« Reply #24 on: January 15, 2019, 12:41:20 PM »
I don't have kids but I graduated not that long ago and learned a lot of lessons the hard way.

1. Taking a year off to do an internship or something is ok and probably a good idea if you're struggling with academic stress.

2. Most school curriculums are really the same for engineering and there's nothing wrong with going to community college first. I should know, I bounced through three prestigious schools and did a short stint at community college in between to boost my GPA.

3. Different schools do have different attitude towards helping struggling students. The one I ended up successfully graduating from had a Dean dedicated to helping students get back on track. They had a program where they signed you up for mandatory training on a range of topics like study habits, or test taking techniques. They assigned you peer tutors and would check in during the semester to make sure you weren't floundering. I would have easily slipped through the cracks at any other school. Instead, I went from failing to having straight A's. You should be able to quiz colleges on their support networks and I'd take it as a red flag if they don't have one.

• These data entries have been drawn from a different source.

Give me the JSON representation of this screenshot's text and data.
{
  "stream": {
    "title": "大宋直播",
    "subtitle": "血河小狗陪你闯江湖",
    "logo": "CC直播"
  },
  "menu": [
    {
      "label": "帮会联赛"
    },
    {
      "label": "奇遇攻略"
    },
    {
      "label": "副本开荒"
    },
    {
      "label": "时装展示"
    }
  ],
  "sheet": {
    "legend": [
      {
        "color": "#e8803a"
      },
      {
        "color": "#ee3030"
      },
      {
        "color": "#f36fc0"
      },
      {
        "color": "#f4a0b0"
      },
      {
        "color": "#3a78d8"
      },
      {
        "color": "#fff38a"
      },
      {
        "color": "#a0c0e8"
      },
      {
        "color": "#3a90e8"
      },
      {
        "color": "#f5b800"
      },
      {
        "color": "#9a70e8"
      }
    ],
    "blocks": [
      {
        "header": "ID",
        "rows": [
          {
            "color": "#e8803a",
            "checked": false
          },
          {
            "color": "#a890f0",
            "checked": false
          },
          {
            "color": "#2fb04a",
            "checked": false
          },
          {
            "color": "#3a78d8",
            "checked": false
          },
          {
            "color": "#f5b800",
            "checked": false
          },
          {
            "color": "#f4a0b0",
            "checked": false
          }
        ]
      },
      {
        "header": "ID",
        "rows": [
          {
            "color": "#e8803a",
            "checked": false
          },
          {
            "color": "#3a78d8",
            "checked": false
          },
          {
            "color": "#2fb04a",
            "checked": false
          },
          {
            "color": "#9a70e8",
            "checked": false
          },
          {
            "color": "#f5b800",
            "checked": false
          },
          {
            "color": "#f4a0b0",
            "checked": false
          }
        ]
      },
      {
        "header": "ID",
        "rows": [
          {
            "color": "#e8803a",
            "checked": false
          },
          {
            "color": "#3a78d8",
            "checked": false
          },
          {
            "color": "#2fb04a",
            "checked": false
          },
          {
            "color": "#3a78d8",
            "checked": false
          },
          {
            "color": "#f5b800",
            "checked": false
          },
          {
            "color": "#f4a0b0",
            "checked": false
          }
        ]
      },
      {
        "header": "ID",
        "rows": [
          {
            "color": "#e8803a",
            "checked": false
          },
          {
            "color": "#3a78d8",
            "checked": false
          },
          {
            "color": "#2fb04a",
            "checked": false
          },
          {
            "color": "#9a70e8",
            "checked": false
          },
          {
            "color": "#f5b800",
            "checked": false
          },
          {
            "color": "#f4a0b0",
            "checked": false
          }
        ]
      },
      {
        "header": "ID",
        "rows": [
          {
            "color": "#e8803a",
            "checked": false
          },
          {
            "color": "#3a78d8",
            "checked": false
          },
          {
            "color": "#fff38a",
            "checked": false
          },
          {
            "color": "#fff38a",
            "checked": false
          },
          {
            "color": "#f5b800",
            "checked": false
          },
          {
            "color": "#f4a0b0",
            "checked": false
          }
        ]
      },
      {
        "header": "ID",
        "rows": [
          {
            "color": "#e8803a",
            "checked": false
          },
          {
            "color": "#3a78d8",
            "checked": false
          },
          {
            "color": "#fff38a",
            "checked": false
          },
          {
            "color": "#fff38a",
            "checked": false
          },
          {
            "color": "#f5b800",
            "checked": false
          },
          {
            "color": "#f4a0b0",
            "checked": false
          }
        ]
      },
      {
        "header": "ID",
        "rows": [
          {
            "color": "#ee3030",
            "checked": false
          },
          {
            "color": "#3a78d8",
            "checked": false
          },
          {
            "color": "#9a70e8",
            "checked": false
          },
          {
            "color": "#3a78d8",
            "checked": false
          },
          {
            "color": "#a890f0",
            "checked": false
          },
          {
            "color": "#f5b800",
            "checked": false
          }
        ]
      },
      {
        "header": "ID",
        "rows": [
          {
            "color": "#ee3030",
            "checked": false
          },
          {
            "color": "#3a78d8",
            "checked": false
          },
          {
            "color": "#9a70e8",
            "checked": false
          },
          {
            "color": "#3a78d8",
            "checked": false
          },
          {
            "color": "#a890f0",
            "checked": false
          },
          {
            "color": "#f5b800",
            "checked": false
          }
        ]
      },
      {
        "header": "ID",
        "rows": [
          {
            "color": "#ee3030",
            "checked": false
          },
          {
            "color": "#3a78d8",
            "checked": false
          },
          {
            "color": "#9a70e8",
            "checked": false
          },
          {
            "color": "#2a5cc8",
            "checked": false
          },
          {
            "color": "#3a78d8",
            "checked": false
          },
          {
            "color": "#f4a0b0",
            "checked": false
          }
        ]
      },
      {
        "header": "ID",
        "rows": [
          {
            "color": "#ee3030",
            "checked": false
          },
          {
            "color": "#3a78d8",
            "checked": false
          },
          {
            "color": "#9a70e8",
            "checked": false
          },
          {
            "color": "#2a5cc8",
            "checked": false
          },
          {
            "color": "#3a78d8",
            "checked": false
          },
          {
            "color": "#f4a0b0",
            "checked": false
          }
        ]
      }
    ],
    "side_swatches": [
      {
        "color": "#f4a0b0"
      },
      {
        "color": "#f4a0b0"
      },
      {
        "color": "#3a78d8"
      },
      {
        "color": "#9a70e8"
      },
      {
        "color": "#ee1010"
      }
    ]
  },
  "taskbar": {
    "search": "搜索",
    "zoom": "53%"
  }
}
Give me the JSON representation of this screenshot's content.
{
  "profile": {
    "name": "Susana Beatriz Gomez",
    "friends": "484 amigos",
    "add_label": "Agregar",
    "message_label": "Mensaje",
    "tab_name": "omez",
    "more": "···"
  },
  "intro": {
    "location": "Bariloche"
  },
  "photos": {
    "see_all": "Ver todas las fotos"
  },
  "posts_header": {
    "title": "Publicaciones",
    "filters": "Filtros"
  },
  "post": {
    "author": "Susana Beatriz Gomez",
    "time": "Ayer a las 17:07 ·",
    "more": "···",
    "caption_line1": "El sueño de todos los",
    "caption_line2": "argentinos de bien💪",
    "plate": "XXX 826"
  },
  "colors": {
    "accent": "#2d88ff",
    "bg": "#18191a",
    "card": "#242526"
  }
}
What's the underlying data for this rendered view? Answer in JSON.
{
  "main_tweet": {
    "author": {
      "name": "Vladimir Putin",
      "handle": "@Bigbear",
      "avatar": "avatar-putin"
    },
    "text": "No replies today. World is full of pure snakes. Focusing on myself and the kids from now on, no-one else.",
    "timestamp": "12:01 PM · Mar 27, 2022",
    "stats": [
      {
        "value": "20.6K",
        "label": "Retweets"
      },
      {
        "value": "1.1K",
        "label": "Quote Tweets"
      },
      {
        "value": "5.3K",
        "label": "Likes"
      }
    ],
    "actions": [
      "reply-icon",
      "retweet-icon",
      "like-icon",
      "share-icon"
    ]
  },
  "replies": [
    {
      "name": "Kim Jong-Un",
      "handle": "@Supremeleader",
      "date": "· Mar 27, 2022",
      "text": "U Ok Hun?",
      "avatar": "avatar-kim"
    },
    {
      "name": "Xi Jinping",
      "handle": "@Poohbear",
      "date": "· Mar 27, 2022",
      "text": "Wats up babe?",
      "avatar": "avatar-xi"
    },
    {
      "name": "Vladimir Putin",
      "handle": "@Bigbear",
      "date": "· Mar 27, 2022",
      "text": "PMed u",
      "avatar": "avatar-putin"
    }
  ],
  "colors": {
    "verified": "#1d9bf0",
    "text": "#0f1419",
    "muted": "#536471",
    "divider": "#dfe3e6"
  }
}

4. Paid co-op programs are awesome and can sometimes be combined with study abroad semesters. I think those programs are the best version of the college experience and my friends who were on that track seemed to have better chances at finding a job quickly after graduation.

5. Maybe college is not for everyone, but it's worth a try. You can always sign up for a non degree class to see if you can keep up with the work before committing to going for a degree.